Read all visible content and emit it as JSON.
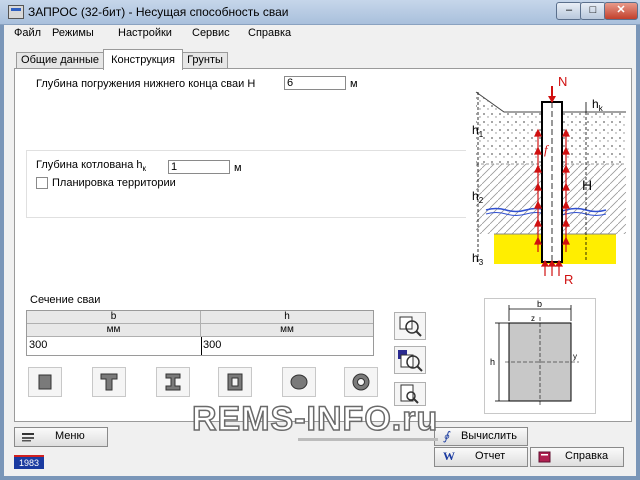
{
  "window": {
    "title": "ЗАПРОС (32-бит) - Несущая способность сваи",
    "min": "–",
    "max": "□",
    "close": "✕"
  },
  "menu": [
    "Файл",
    "Режимы",
    "Настройки",
    "Сервис",
    "Справка"
  ],
  "tabs": [
    "Общие данные",
    "Конструкция",
    "Грунты"
  ],
  "depth": {
    "label": "Глубина погружения нижнего конца сваи Н",
    "value": "6",
    "unit": "м"
  },
  "pit": {
    "label_main": "Глубина котлована h",
    "label_sub": "к",
    "value": "1",
    "unit": "м",
    "planning_label": "Планировка территории",
    "planning_checked": false
  },
  "section": {
    "label": "Сечение сваи",
    "col_b": "b",
    "col_h": "h",
    "unit_b": "мм",
    "unit_h": "мм",
    "b_value": "300",
    "h_value": "300"
  },
  "diagram": {
    "N": "N",
    "hk": "h",
    "hk_sub": "k",
    "h1": "h",
    "h1_sub": "1",
    "f": "f",
    "H": "H",
    "h2": "h",
    "h2_sub": "2",
    "h3": "h",
    "h3_sub": "3",
    "R": "R"
  },
  "section_preview": {
    "b": "b",
    "h": "h",
    "z": "z",
    "y": "y"
  },
  "buttons": {
    "menu": "Меню",
    "calculate": "Вычислить",
    "report": "Отчет",
    "help": "Справка"
  },
  "badge": "1983",
  "watermark": "REMS-INFO.ru"
}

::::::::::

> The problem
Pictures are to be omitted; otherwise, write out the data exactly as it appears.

> Solution to this exercise
Read all visible content and emit it as JSON.
{
  "window": {
    "title": "ЗАПРОС (32-бит) - Несущая способность сваи",
    "min": "–",
    "max": "□",
    "close": "✕"
  },
  "menu": [
    "Файл",
    "Режимы",
    "Настройки",
    "Сервис",
    "Справка"
  ],
  "tabs": [
    "Общие данные",
    "Конструкция",
    "Грунты"
  ],
  "depth": {
    "label": "Глубина погружения нижнего конца сваи Н",
    "value": "6",
    "unit": "м"
  },
  "pit": {
    "label_main": "Глубина котлована h",
    "label_sub": "к",
    "value": "1",
    "unit": "м",
    "planning_label": "Планировка территории",
    "planning_checked": false
  },
  "section": {
    "label": "Сечение сваи",
    "col_b": "b",
    "col_h": "h",
    "unit_b": "мм",
    "unit_h": "мм",
    "b_value": "300",
    "h_value": "300"
  },
  "diagram": {
    "N": "N",
    "hk": "h",
    "hk_sub": "k",
    "h1": "h",
    "h1_sub": "1",
    "f": "f",
    "H": "H",
    "h2": "h",
    "h2_sub": "2",
    "h3": "h",
    "h3_sub": "3",
    "R": "R"
  },
  "section_preview": {
    "b": "b",
    "h": "h",
    "z": "z",
    "y": "y"
  },
  "buttons": {
    "menu": "Меню",
    "calculate": "Вычислить",
    "report": "Отчет",
    "help": "Справка"
  },
  "badge": "1983",
  "watermark": "REMS-INFO.ru"
}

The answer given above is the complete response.